Qayoom’s petition in the Supreme Court calls this order “ex facie unsustainable in law as it is premised on stale, irrelevant, remote, vague, imprecise and deficient grounds of detention”.
His plea asserts that by relying on his ideology, the high court “embarked on a constitutionally barred exercise of sanctioning State induced thought policing, which violates the right to privacy and dignity of the Petitioner”.
“The tenets of the Indian Constitution bar the state from acting as a thought police and endows a person with the right to privacy as a facet of the right to life and liberty, recognized by the judgment of nine judges of this Hon’ble Court in KS Puttaswamy vs Union of India (2017) 10 SCC 1,” the petition notes.
The petition also refers to the several health complications that Qayoom suffers from.

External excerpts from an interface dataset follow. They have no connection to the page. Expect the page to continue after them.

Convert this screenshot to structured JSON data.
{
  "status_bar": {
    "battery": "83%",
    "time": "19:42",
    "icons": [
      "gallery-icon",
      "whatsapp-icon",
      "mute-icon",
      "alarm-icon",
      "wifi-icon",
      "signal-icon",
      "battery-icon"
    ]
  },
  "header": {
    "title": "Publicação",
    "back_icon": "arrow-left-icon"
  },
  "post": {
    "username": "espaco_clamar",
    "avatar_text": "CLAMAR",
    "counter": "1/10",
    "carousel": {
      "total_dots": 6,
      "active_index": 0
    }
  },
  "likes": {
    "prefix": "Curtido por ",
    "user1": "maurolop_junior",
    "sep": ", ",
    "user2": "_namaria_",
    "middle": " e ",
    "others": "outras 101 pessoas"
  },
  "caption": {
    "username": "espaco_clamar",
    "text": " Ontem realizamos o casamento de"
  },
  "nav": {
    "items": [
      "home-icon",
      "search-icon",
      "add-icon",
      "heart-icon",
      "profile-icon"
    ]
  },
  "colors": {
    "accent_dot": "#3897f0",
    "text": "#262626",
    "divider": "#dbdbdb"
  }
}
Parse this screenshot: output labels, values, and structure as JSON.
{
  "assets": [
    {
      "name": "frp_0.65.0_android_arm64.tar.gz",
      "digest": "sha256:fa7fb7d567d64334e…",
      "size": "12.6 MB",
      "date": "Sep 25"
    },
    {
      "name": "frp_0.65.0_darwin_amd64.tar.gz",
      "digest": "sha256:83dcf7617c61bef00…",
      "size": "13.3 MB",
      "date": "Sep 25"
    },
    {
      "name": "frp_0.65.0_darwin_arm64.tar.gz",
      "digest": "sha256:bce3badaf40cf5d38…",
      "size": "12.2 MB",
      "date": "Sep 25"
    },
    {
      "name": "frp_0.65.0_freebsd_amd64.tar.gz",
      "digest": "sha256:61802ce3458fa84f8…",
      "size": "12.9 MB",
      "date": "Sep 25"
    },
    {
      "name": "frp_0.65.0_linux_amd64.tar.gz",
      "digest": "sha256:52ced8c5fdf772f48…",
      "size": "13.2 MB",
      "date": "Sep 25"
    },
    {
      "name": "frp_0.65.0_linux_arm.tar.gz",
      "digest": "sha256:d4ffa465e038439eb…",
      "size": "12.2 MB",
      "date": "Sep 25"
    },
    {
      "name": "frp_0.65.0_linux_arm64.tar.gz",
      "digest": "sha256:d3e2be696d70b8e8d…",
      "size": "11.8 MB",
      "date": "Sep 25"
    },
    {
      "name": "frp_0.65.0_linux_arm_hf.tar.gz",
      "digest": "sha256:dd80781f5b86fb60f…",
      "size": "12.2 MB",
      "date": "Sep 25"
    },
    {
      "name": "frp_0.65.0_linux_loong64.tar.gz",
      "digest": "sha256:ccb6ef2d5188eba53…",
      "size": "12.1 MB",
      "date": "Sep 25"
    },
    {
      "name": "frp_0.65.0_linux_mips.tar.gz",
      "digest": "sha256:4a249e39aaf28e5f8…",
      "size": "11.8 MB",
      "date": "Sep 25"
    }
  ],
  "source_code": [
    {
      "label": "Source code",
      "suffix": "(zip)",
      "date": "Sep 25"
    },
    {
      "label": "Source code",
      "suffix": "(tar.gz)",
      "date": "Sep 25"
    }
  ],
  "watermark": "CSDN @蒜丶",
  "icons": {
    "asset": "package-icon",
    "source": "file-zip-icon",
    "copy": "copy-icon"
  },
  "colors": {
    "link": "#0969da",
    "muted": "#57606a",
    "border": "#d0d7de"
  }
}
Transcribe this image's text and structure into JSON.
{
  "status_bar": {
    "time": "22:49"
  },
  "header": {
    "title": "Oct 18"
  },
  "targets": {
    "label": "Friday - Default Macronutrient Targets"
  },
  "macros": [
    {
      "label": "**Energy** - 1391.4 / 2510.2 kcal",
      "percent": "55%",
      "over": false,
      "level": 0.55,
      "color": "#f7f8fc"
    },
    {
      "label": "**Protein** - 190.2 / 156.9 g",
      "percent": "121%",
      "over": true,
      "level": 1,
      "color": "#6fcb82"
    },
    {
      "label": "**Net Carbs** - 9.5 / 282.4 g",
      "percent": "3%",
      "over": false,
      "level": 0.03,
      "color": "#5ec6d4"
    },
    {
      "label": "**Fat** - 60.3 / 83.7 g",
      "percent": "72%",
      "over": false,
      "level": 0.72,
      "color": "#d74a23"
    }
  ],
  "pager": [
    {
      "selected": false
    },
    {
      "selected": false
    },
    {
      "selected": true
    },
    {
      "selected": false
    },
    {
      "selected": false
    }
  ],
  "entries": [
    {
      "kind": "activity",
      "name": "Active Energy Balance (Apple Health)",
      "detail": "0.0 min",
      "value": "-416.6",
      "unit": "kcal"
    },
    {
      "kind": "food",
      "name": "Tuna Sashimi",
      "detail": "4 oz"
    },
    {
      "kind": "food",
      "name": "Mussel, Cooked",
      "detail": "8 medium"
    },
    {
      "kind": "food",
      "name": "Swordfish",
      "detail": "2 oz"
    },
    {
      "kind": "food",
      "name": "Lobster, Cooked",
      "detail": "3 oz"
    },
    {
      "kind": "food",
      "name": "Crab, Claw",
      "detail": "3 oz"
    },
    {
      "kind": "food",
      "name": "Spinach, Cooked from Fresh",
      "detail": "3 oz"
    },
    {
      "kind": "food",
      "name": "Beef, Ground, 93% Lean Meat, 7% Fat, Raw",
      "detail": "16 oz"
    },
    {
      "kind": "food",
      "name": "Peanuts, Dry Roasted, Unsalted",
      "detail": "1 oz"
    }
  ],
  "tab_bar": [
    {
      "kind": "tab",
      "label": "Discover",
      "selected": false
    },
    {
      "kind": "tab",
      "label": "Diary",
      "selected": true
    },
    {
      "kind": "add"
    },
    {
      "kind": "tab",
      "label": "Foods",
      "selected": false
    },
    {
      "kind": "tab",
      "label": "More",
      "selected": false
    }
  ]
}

Meanwhile, Qayoom’s son-in-law, Javed Iqbal Wani was appointed as a judge of the Jammu and Kashmir High Court earlier this month, a year after his name was recommended for elevation.